Given that my Gazelle was only available via special order, I now recommend a different ebike.  It is cheaper (£3,099), has a higher spec motor and battery, but has slightly inferior gearing.  Being the 2022 model, I could not find any reviews; however, below I have attached a video review of a previous year's model by Electric Bike Review.com.  They summarised this Cube bike (at 34:30) saying:

"I have had a blast looking at this [bike] ... [T]here are a few trade-offs with this bike but overall I think they did a really great job. I like CUBE.  I feel like they offer great value."

Cube Kathmandu Pro 625 Step-thru.jpg

The Cube Kathmandu Pro 625 comes with:

  • a step-through frame

  • a Bosch Performance Line CX mid-drive motor (85 Nm of torque)

  • a Bosch Intuvia controller - which Which? magazine rated highest,

  • an 11-speed Shimano CS-M5100 rear cassette, and

  • a 625 Wh battery.

This motor is a marked improvement.  My Gazelle ebike's motor can produce 65 Nm of torque and can provide 300% assistance - meaning that I can reduce the effort required to climb a hill to just 25% of what it would have been on a traditional bike.  In contrast, this Cube ebike has a more powerful motor - producing up to 85 Nm of torque and providing up to 340% assistance.

To be honest, this extra power may be unnecessary, but it cannot hurt.

The gearing on the Cube ebike, however, is slightly inferior.  First, the gears are not an internal gear hub connected with a carbon fibre belt.  I detail the advantages of these above.  Second, the Cube has an impressive 463% gear ratio range (whereas my Gazelle is only 380%) but it is heavily biased towards making hill climbing easier.

 

I am 56yo and in decent shape.  I do not have any issues climbing hills on my Gazelle.  For someone in less shape than me, the combination of a more powerful motor, more assistance, and lower gears might be exactly what you are looking for for hills.  The trade-off is speed on the flat.

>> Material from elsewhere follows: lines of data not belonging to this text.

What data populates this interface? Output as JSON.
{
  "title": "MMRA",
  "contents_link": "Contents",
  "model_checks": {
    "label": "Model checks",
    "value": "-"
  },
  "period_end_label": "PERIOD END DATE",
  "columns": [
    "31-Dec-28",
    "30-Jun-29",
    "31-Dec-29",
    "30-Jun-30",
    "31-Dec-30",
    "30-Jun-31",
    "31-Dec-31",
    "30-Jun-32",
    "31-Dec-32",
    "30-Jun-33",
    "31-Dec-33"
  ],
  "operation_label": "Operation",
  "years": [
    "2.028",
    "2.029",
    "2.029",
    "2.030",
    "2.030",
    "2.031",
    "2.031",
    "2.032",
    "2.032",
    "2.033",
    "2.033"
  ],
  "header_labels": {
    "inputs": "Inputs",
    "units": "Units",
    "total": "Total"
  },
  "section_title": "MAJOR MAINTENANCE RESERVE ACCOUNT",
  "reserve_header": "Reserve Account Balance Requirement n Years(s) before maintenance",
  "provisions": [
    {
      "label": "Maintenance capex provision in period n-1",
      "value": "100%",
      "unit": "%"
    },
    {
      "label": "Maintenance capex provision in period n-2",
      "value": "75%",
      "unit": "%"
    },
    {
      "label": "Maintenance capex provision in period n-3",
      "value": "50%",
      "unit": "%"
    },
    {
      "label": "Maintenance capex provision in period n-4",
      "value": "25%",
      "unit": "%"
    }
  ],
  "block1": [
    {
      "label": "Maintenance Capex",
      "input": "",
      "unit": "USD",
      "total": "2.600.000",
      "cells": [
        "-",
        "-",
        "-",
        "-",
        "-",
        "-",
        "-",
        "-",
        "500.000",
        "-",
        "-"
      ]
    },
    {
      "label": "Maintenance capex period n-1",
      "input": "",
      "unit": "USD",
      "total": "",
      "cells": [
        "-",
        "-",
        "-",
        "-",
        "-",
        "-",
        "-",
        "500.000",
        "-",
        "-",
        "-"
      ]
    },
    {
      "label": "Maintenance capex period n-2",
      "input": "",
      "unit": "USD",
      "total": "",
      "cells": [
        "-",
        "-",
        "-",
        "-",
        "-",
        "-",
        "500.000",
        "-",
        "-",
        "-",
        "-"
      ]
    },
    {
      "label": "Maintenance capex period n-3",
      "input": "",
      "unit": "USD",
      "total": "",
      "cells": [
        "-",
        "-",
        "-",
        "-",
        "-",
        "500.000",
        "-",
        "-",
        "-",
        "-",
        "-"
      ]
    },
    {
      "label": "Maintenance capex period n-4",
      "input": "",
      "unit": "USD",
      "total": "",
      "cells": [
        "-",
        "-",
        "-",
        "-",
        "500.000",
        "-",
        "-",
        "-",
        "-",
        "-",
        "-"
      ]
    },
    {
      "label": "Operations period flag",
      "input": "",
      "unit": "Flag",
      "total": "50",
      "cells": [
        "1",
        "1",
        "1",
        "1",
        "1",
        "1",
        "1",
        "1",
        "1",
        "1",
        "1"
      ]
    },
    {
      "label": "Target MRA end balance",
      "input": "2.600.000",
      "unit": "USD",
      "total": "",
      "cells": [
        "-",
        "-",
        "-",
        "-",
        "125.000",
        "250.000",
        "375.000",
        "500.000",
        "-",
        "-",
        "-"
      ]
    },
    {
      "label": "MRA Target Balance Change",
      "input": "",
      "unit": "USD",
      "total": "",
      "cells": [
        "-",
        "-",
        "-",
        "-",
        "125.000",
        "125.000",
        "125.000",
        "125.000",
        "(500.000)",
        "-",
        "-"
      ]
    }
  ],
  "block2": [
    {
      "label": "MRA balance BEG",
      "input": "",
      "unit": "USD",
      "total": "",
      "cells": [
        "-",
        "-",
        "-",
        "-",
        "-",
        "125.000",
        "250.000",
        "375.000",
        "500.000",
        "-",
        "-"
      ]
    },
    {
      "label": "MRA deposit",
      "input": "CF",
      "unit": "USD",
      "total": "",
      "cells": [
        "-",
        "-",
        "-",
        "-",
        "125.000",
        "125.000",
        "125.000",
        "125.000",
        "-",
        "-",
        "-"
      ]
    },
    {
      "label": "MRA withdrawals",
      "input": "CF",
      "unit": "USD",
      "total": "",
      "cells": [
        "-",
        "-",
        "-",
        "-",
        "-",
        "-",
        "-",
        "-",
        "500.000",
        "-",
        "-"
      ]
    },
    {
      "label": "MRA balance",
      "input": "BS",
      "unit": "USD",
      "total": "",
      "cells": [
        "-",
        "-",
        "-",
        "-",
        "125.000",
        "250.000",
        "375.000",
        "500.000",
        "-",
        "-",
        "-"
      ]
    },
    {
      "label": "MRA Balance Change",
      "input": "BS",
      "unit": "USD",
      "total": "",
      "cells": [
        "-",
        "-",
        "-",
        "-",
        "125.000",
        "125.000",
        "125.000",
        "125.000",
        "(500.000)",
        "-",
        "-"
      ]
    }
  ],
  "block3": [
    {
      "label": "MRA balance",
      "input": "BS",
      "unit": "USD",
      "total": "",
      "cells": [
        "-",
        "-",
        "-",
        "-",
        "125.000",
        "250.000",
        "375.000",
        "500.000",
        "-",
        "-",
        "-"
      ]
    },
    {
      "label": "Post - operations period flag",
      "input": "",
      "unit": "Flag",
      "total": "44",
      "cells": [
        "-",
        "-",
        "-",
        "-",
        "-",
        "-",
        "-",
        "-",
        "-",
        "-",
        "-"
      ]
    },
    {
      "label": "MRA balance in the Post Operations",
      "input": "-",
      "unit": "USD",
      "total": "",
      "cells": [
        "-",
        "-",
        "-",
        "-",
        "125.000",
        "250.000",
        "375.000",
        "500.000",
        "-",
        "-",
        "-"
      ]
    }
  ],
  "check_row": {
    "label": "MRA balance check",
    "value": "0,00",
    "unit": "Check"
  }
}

Pedaling leisurely (60 rpm), I can only maintain 17.9 mph in the highest gear on this Cube ebike, and at a brisk pace (80 rpm) I can only maintain a speed of 23.8 mph.  Perhaps many people will not want to cycle faster than the electric motor will support (15.5 mph).  In which case, this gearing is not a problem.

 

If this gearing is potentially a show stopper for you, you could ask your bike retailer to replace the front gear with something larger.  (I would recommend 48 teeth instead of 38.)

For most people, the more powerful motor and better gears for hill climbing will more than compensate for not being able to go fast on the flat.  And, the Cube Kathmandu Pro 625 is £500 cheaper than my Gazelle ebike.

The below video from Electric Bike Review is a good introduction of a previous year's version of this bike.  The first part talks through the features in considerable detail.  The test ride starts at 28:15.  The summing up starts at 34:30.

 

Comments and Questions